He continues, “However, space on our packaging is a premium. There are certain requirements, along with our marketing initiatives, that need to be met, and unfortunately if there is not enough space, we sometimes choose to take environmental messaging off the packaging entirely.”
Despite these challenges, however, the importance of sustainable packaging is only increasingly its significance and consumer awareness.
Derrick Lawrence, senior packaging engineer for Seventh Generation, sums it up, saying, “Seventh Generation is a pioneer in providing home care products that are healthy solutions for people within their homes, for the community, and environment. Our packaging needs to reflect the company’s commitment to our vision of inspiring a revolution that nurtures the health of the next seven generations.”
Looking to Seventh Generation’s own initiatives in the beauty realm, Lawrence comments, “With the launch of our personal care lines, we were able to apply much of our household product knowledge. The color and quality of PCR materials has been a challenge in the past, but supply of good quality PCR has greatly improved, and we will continue to push toward our sustainability goals for this product line. For Seventh Generation, this is not an option but an imperative. The customers expect it.”

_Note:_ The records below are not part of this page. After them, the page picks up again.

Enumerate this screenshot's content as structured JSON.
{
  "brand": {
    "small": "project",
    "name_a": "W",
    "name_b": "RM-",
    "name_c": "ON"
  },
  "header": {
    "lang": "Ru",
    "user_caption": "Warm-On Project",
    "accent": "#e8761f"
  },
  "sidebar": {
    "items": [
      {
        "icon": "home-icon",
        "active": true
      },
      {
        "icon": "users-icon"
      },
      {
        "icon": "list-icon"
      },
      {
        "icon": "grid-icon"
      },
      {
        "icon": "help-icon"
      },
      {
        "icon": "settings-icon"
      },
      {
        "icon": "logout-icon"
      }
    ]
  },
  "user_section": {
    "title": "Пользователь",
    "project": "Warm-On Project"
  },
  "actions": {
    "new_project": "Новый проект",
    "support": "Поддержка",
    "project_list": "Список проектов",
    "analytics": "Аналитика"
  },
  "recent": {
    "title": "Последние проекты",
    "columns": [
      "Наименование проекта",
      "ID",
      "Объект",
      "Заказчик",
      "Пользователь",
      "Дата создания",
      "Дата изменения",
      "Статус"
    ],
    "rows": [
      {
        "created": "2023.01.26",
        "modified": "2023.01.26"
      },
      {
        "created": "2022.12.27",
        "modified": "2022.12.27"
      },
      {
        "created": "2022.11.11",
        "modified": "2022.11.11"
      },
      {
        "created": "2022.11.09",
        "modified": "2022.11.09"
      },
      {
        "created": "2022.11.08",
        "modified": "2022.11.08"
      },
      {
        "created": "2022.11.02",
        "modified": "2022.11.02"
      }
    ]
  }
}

Clearly, the solutions may be complex, but the message is simple: sustainability is here to stay.
- GMA/Deloitte, Finding the green in today’s shoppers: Sustainability trends and new shopper insights, https://www.ahcgroup.com/mc_images/category/93/deloitte_on_competing_on_green_with_shoppers.pdf
- Tiller, Tiller Green Survey, 2009, http://www.tillerllc.com/pdf/TillerGreenSurvey2009.pdf
- RILA, Retail Industry Sustainability Report, 2012, http://www.rila.org/sustainability/sustreport/sustainability-report-landing-page/Documents/RetailSustainabilityReport.pdf
- Cone Communications, 2010 Cone Cause Evolution Study, 2010, http://www.coneinc.com/files/2010-Cone-Cause-Evolution-Study.pdf
- Perception Research Services, Packaging & the Environment, Shoppers Say: “Please Help Me!”, 2012, http://www.prsresearch.com/
- Cone Communications, Green Gap Trend Tracker Fact Sheet. 2012, http://www.coneinc.com/2012greengaptrendtracker
- Fleishman Hillard, Women, Power, and Money, the shift to a female driven economy, 2009, (as cited in Fleishman Hillard, Does Sustainability Factor into Consumers Purchasing Decisions: You bet, 2011), http://sustainability.fleishmanhillard.com/2011/01/27/does-sustainability-factor-into-consumers-purchasing-decisions-you-bet/
- Generate Insight, Confused Teens Choose Less Expensive Over Green, 2009, https://www.marketingcharts.com/industries/retail-and-e-commerce-8820
- Capstrat Puplic Policy Polling, Interest in Sustainability Remains Consistent Through Downturn, 2010, https://www.capstrat.com/news/consumer-interest-sustainability-remains-consistent-through-downturn/
(All accessed Sept 20, 2012)
Beth Scherer leads the sustainability program at Curtis Packaging, a pioneer in the sustainable production of luxury folding cartons. Curtis was the first print and packaging company in North America to operate using 100% renewable electricity, be carbon neutral and be certified by both the Forest Stewardship Council (FSC) and Sustainable Forestry Initiative (SFI). She is responsible for setting companywide environmental goals, implementing sustainability programs, and for all CSR reporting. She holds a masters of environmental management from the Yale School of Forestry & Environmental Studies and a BA in economics from Colby College.